╭─ INPUT DATA
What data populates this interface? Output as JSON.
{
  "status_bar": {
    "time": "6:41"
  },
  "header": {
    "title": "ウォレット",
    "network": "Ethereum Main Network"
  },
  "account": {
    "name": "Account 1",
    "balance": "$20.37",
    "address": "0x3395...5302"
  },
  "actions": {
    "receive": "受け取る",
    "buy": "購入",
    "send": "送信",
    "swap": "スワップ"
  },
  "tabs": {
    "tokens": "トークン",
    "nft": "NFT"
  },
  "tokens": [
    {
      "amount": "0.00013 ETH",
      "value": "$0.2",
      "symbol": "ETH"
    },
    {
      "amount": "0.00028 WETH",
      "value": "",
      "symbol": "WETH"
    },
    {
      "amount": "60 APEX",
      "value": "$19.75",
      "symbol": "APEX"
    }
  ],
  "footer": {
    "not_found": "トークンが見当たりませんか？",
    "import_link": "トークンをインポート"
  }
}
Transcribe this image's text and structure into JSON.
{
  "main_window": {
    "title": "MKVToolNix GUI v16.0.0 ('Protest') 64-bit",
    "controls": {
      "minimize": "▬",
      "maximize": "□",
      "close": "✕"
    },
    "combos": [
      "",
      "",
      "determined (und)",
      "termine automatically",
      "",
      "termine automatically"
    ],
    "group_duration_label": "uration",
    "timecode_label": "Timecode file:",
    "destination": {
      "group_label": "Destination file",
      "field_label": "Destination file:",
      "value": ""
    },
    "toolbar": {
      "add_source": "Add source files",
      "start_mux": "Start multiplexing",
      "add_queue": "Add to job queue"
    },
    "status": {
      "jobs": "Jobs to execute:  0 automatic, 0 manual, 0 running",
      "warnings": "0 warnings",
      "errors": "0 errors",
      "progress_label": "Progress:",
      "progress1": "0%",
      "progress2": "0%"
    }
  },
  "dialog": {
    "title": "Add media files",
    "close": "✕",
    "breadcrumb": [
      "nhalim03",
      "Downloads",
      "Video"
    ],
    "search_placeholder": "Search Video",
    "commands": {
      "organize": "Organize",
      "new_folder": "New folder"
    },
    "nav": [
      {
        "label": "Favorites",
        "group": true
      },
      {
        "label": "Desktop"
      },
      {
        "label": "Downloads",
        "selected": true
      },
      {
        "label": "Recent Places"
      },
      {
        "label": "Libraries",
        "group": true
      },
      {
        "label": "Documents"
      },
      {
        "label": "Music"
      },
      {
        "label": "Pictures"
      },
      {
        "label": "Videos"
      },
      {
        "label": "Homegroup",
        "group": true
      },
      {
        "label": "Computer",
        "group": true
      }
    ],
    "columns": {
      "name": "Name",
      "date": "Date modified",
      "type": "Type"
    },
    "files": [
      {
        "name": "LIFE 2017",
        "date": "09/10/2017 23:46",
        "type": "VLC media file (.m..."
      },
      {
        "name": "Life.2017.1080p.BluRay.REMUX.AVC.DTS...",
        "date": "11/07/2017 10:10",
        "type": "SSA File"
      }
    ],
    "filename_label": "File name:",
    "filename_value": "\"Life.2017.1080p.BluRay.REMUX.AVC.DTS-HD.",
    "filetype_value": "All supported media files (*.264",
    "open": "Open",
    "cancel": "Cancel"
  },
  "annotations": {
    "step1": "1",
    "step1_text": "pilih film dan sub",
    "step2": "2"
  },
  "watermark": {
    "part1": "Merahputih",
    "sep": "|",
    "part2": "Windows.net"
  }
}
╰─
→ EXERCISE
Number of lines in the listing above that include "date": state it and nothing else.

→ TASK ANSWER
3